14/04/2014 09:18 BST | Updated 11/06/2014 06:59 BST

Cracking the Code to a Career in Cyber Security

Every day thousands of people are working to defend UK businesses and citizens from crippling cyber attacks, including fraud and terrorism. Online crime has reached epic proportions, yet we are ill-equipped to fight the battle due to severe skills shortages and an ageing workforce. The stakes for the nation couldn't be higher: unless we get more young people working in the sector, we could lose the global fight against cyber crime. The fact is that young people hold the key to a secure future for everybody.

This is why tech employers are coming together to demystify cyber security careers so that young people can learn about the rewarding range of job opportunities.
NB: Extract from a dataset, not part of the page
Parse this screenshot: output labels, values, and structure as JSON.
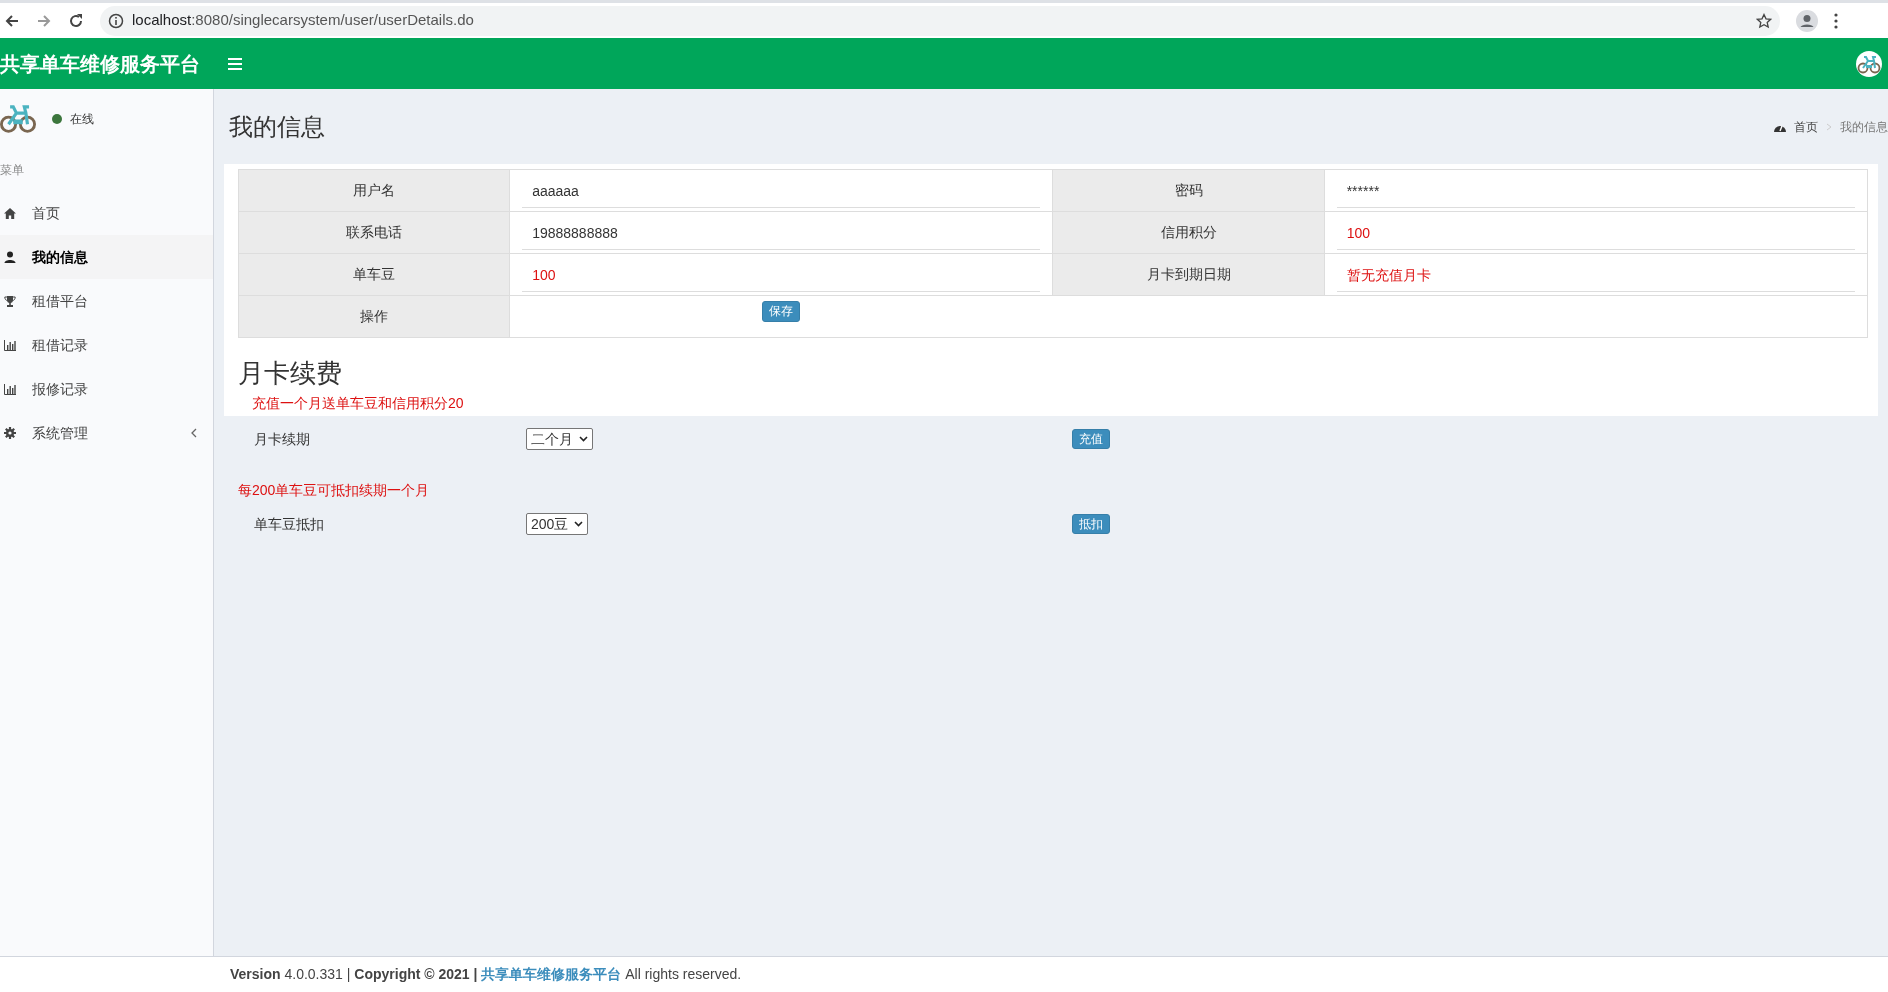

Currently, too few young people are aware that the cyber security sector is growing rapidly to keep apace with rising cyber threats. This means that specialists are in huge demand by recruiters, and they can command enviable salaries and unique career paths.

In fact, Acumin's Salary Index in November 2013 showed that IT Security Officers and Analysts are being hired on salaries of between £40,000 and £55,000, with Security Investigators commanding significantly more. With the fast pace of evolving technology, cyber crime is expected to increase, meaning that career prospects will continue to be extremely good for skilled employees.

One of the biggest misconceptions that employers are trying to challenge is the idea that tech jobs are best suited to male 'geeks'. In fact, tech employers - including those in cyber security - are looking for bright young men and women from diverse backgrounds, with a broad range of skills and experiences. The sector needs people who are great communicators and problem solvers, with the ability to think on their feet, and demonstrate leadership skills.

In the past, too many IT employees fell into cyber security careers by chance. Employers are trying to change this by raising awareness of the sector with school leavers, students and young professionals. For example a new nationwide internship programme - which will be available from this summer - will offer exciting on-the-job experience for second and final year university students. Also, new apprenticeship opportunities offered by companies including BT, IBM, Capgemini and Atos, offer young people an incredible opportunity to forge their careers straight from school, minus the debts incurred by a university degree.

Yet, if we are to re-programme our futures, to ensure the UK is at the forefront of cyber security technology and skills, we need to look to the next generation. The Secure Futures cyber security awareness programme has already reached more than 2,000 young people across the country. By raising awareness for cyber crime with school children, and equipping them with the skills to protect themselves online, we can help to build a safer society for everyone - now and in the future.